6 Effective Exercises You Should Be Doing After 60 To Improve Your Coordination
As you grow older, getting up and active becomes more critical than ever before. The goal is to keep your body in shape, remain in good health, and avoid injuries. Working your body in various ways will help you reap the beautiful benefits that come with exercise—one of those being boosting your coordination. We chatted with Flo Master, one of FightCamp's founding trainers, who shares six effective exercises to improve coordination after 60.
"As the oldest FightCamp Trainer, I think about staying strong and coordinated as I age," Master says, adding, "If you can build and maintain your coordination, you decrease the risk of slips and falls. You can improve coordination in several ways through exercise."

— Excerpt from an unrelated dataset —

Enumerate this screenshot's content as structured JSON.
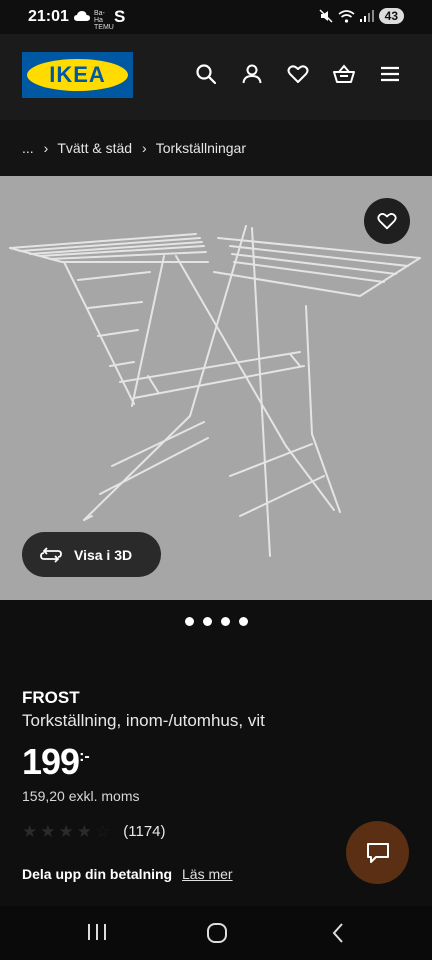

According to Master, individuals who are over 60 should incorporate some sort of aerobic conditioning, such as walking, swimming, or biking, into their routine to maintain a healthy heart. In addition, strength training with weights is key to keeping up a healthy weight and bone density. And lastly, mindful movement exercises like Pilates, yoga, or Tai Chi can help boost your coordination.
Now, let's get into Masters' top-recommended exercises to improve coordination after 60. And next up, don't miss 5 Daily Exercises To Improve Muscular Endurance as You Age.
To perform the bird dog, begin on all fours on the ground. Activate the muscles in your core by pulling your belly button in toward your spine. Straighten your right arm out in front of you, and place your left leg behind you. Remain in this position for five seconds before returning back to the starting position. Then, switch sides. Alternate between sides for 10 reps in total.
Master points out, "The bird dog exercise helps improve coordination as you extend the alternating limbs. The brain and body process the need to balance as you also build the muscles in your core."
Something as simple can give your coordination a solid boost because you're utilizing your legs to move. Master explains, "As we age, we become less mobile, so our muscles weaken and our joints become stiff."
Walking keeps the muscles in your lower body strong and your joints agile. In addition, this form of physical activity can help you build up or preserve your bone density.
To kick off your walking routine, Master recommends walking on a treadmill or heading outside to get in your strides for 30 minutes each day.
Grab your boxing gloves, because it's time to show off your moves! "Boxing and shadowboxing are well known for building eye-hand coordination and mind-body coordination," Master says, adding, "During a boxing workout, you'll need to recall combinations of punches, use aim to hit a bag, and stay light on your feet to move around the bag. Shadowboxing is a great place to start if you are new to the sport. It's low impact and requires no equipment."
Master explains that training with a boxing coach or downloading an app like FightCamp are stellar ways to help keep you on track when it comes to using proper technique and making the most of your workout.
Balancing Shoulder Press
Next up, we have the balancing shoulder press. You'll begin by holding a dumbbell in your right hand, bending that elbow, and keeping the weight aligned with your shoulder. Raise your left leg off the floor, and get balanced. Then, push your right hand with the dumbbell up and over your head. Head back down to the starting position, and complete 10 reps. Repeat the exercise on your left side.
"The balancing shoulder press helps to improve coordination because it requires your mind to process balance and stability," Master explains. "You will also build core and lower strength. For more coordination-building strength exercises like this, check out the strength workouts on the FightCamp app."
For this exercise, you'll stand 12 to 18 inches away from a wall. Put both hands on the wall a bit wider than and aligned with your shoulders. Bend at the elbows as you bring your chest and face to the wall. Then, push away from the wall, and straighten both arms.
According to Master, "Performing wall pushups helps strengthen the upper body and core muscles. Wall pushups help to improve mind-body coordination as you bend the elbows and move the body simultaneously."
Lace up your dancing shoes! Just like walking, dancing is an excellent physical activity that'll keep your body moving, your joints flexible, and your muscles in good strength. "Adding music to the movement encourages you to keep the beat which is a form of coordination. So turn on your favorite songs and dance! It's even better to do it with a partner," Master says.